As a league commissioner, I can tell you that 3% of the parents cause 95% of the issues in league management. By setting expectations with your parents, you will not only set yourself up for success as a a coach, but you will also help the league manage a safe and positive game day atmosphere while promoting a youth sports experience with the best focus and philosophy.
Coaches should conduct a parent meeting as soon as possible after learning which players are on your team. The first practice is often a great time to set a mandatory parent meeting before practice starts. Use the meeting to explain your approach to coaching, learn what your athletes and parents want from their youth sports experiences and set expectations for athlete and parent behavior in the coming season.
1. Tell them that their players need to be on time for practice and games (if you arenʼt 5 minutes early…youʼre late)
2. They need to work with their players at home, even if its only 10 minutes per night
3. Let them know that all game day concerns with officials are to be handled by you as the coach, not them as parents
4. Ask for assistance in snack scheduling, after season party planning, or game stats
5. Model the right behaviors for the players and other parents – Be the example.

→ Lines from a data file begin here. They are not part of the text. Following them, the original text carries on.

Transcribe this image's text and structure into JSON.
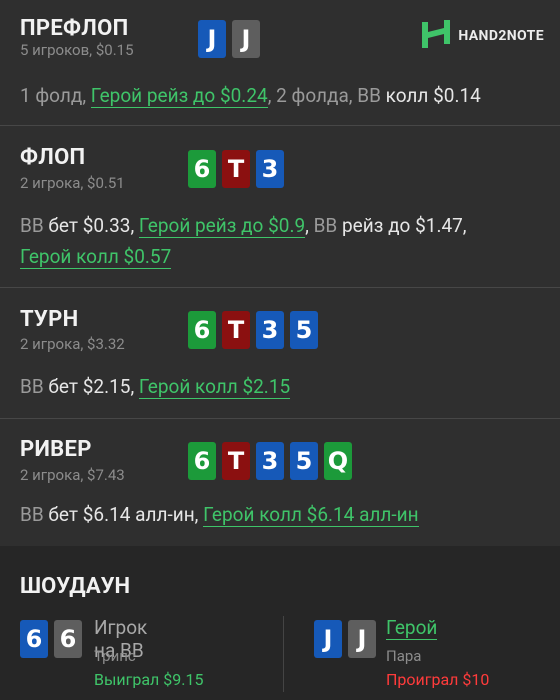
{
  "logo": {
    "text": "HAND2NOTE",
    "icon": "h2n-logo-icon",
    "color": "#3fc469"
  },
  "colors": {
    "hero": "#3fc469",
    "win": "#3fc469",
    "lose": "#ff3b3b",
    "blue_card": "#1659b8",
    "green_card": "#1c9a3a",
    "red_card": "#8b1010",
    "gray_card": "#5e5e5e"
  },
  "preflop": {
    "title": "ПРЕФЛОП",
    "sub": "5 игроков, $0.15",
    "cards": [
      {
        "rank": "J",
        "suit": "blue"
      },
      {
        "rank": "J",
        "suit": "gray"
      }
    ],
    "actions": {
      "a1": "1 фолд, ",
      "a2": "Герой рейз до $0.24",
      "a3": ", 2 фолда, ",
      "a4": "BB",
      "a5": " колл $0.14"
    }
  },
  "flop": {
    "title": "ФЛОП",
    "sub": "2 игрока, $0.51",
    "cards": [
      {
        "rank": "6",
        "suit": "green"
      },
      {
        "rank": "T",
        "suit": "red"
      },
      {
        "rank": "3",
        "suit": "blue"
      }
    ],
    "actions": {
      "a1": "BB",
      "a2": " бет $0.33, ",
      "a3": "Герой рейз до $0.9",
      "a4": ", ",
      "a5": "BB",
      "a6": " рейз до $1.47,",
      "a7": "Герой колл $0.57"
    }
  },
  "turn": {
    "title": "ТУРН",
    "sub": "2 игрока, $3.32",
    "cards": [
      {
        "rank": "6",
        "suit": "green"
      },
      {
        "rank": "T",
        "suit": "red"
      },
      {
        "rank": "3",
        "suit": "blue"
      },
      {
        "rank": "5",
        "suit": "blue"
      }
    ],
    "actions": {
      "a1": "BB",
      "a2": " бет $2.15, ",
      "a3": "Герой колл $2.15"
    }
  },
  "river": {
    "title": "РИВЕР",
    "sub": "2 игрока, $7.43",
    "cards": [
      {
        "rank": "6",
        "suit": "green"
      },
      {
        "rank": "T",
        "suit": "red"
      },
      {
        "rank": "3",
        "suit": "blue"
      },
      {
        "rank": "5",
        "suit": "blue"
      },
      {
        "rank": "Q",
        "suit": "green"
      }
    ],
    "actions": {
      "a1": "BB",
      "a2": " бет $6.14 алл-ин, ",
      "a3": "Герой колл $6.14 алл-ин"
    }
  },
  "showdown": {
    "title": "ШОУДАУН",
    "players": [
      {
        "name": "Игрок на BB",
        "hand": "Трипс",
        "result": "Выиграл $9.15",
        "cards": [
          {
            "rank": "6",
            "suit": "blue"
          },
          {
            "rank": "6",
            "suit": "gray"
          }
        ]
      },
      {
        "name": "Герой",
        "hand": "Пара",
        "result": "Проиграл $10",
        "cards": [
          {
            "rank": "J",
            "suit": "blue"
          },
          {
            "rank": "J",
            "suit": "gray"
          }
        ]
      }
    ]
  }
}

6. Abide by the leagueʼs code of conduct at practices and games
The last thing we want on game day is to have an adversarial culture of parents yelling back and forth across the field (or court) of play. Players are rarely the cause of game day issues, but they do mimic the attitudes and behaviors of their parents and coaches. So, we expect the parents to model proper behaviors as we develop these young athletes into young adults.
With your help, weʼll create a great sports community that we all can be proud of.